> WHAT THE TASK ASKS
Copy out every line of the listing in which "price" appears.

> SOURCE MATERIAL
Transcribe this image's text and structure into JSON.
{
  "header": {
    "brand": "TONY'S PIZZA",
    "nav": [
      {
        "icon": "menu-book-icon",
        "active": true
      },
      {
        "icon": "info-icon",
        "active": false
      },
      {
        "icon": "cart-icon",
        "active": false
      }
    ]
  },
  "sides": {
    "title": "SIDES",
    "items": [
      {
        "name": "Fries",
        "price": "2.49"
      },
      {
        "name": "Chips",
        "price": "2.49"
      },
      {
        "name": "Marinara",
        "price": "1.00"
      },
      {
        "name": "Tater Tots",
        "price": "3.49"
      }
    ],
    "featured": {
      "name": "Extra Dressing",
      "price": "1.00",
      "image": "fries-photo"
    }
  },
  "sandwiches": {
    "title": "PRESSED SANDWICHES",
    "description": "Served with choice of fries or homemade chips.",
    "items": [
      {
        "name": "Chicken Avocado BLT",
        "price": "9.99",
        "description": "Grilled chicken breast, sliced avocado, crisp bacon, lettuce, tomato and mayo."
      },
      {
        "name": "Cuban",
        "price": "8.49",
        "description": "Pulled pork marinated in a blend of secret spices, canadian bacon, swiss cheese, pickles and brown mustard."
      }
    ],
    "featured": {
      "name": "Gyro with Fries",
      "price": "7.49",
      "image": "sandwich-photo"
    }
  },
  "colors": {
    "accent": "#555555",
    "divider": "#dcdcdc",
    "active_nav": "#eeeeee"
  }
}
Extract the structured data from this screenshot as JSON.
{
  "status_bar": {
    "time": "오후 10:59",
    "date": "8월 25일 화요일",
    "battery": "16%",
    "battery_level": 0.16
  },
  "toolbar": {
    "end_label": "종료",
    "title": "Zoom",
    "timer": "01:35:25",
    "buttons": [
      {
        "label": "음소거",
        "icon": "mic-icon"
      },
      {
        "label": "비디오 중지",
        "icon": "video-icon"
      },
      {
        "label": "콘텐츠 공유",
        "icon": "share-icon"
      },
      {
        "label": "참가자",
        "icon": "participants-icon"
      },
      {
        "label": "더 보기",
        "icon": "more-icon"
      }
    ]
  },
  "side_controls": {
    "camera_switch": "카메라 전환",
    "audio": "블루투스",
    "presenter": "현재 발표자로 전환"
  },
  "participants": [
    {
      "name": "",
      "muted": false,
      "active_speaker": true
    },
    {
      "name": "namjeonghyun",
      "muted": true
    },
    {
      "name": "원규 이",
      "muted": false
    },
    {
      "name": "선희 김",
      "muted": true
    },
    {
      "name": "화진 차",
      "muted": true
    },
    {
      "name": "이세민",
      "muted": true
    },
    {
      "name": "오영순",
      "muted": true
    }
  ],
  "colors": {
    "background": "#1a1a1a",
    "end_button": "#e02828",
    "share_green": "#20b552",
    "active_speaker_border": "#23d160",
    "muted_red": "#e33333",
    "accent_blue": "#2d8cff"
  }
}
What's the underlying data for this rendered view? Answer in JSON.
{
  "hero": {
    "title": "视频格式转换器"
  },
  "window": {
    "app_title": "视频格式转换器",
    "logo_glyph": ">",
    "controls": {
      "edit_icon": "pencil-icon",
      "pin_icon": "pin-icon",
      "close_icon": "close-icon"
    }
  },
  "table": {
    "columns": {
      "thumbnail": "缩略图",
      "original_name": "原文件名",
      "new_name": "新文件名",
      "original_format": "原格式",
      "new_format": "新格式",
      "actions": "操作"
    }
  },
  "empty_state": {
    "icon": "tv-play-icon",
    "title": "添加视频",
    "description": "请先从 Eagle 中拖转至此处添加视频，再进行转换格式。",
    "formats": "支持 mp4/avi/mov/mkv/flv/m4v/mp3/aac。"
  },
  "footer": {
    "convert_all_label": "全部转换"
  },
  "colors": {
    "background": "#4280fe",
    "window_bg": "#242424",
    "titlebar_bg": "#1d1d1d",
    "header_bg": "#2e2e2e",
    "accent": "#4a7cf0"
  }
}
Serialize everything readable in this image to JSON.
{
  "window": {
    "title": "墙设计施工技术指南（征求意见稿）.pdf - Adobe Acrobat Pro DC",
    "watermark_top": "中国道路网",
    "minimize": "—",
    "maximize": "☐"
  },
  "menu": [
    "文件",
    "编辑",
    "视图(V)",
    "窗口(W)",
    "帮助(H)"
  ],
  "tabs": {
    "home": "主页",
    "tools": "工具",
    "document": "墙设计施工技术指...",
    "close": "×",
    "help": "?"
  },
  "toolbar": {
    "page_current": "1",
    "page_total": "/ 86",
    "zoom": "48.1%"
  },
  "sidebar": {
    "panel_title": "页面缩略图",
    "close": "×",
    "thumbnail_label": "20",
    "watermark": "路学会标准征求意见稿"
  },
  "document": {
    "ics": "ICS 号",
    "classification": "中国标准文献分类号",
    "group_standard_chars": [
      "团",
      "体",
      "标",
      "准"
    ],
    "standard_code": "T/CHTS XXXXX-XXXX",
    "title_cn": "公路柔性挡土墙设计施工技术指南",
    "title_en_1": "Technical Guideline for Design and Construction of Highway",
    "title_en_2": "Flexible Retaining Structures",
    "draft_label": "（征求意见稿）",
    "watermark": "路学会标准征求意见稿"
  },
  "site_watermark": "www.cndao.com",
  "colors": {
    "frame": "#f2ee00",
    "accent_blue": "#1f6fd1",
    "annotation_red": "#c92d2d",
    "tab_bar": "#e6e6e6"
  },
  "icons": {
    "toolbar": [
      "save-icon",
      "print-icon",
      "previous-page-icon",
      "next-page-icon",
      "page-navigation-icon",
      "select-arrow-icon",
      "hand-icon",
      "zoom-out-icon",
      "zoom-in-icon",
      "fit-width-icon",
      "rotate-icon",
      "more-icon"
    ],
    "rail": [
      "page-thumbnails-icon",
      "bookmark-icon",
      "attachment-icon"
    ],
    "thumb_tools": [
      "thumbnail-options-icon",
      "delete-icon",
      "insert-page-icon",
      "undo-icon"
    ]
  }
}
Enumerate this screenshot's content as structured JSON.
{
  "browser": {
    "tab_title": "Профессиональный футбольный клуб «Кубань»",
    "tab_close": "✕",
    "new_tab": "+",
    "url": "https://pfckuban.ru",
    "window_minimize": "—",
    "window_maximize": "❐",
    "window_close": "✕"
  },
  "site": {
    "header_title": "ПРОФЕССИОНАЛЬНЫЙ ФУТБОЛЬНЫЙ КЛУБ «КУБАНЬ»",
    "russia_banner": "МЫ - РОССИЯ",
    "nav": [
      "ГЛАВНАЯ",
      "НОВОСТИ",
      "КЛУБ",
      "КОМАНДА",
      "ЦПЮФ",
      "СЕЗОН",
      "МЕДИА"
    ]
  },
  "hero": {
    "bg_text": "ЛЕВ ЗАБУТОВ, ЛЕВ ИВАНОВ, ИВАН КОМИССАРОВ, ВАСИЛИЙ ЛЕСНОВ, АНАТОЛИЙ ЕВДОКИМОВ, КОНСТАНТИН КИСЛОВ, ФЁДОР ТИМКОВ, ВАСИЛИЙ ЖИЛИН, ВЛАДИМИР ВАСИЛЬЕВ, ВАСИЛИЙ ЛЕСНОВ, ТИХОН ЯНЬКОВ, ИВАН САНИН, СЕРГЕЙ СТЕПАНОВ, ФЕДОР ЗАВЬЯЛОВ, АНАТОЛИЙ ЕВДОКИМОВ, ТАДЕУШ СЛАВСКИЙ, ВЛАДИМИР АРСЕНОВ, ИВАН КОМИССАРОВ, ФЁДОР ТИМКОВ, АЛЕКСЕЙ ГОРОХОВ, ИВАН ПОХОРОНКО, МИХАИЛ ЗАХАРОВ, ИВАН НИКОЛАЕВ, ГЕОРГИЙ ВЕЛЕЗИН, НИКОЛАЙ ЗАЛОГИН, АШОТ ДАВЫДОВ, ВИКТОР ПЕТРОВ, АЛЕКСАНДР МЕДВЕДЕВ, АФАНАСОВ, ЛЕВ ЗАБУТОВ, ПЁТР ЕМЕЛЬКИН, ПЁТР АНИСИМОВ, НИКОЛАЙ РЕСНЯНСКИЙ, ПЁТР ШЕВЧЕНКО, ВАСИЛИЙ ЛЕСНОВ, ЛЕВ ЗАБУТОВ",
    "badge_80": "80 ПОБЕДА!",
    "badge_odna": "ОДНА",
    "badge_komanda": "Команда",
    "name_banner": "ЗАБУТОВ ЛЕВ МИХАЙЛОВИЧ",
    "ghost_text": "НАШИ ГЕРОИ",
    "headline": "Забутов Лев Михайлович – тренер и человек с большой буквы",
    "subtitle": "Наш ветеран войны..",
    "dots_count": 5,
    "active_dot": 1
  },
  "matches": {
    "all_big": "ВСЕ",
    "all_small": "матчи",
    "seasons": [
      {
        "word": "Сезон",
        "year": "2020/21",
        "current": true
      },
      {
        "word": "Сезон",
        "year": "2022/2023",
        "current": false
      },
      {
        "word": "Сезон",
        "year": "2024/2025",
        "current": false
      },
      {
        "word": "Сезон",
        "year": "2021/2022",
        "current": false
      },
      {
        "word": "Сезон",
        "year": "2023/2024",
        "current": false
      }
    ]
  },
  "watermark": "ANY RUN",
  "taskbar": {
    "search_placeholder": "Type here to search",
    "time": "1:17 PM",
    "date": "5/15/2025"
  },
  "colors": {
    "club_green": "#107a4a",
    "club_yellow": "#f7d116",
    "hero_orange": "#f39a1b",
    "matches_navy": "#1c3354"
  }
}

> EXERCISE ANSWER
        "price": "2.49"
        "price": "2.49"
        "price": "1.00"
        "price": "3.49"
      "price": "1.00",
        "price": "9.99",
        "price": "8.49",
      "price": "7.49",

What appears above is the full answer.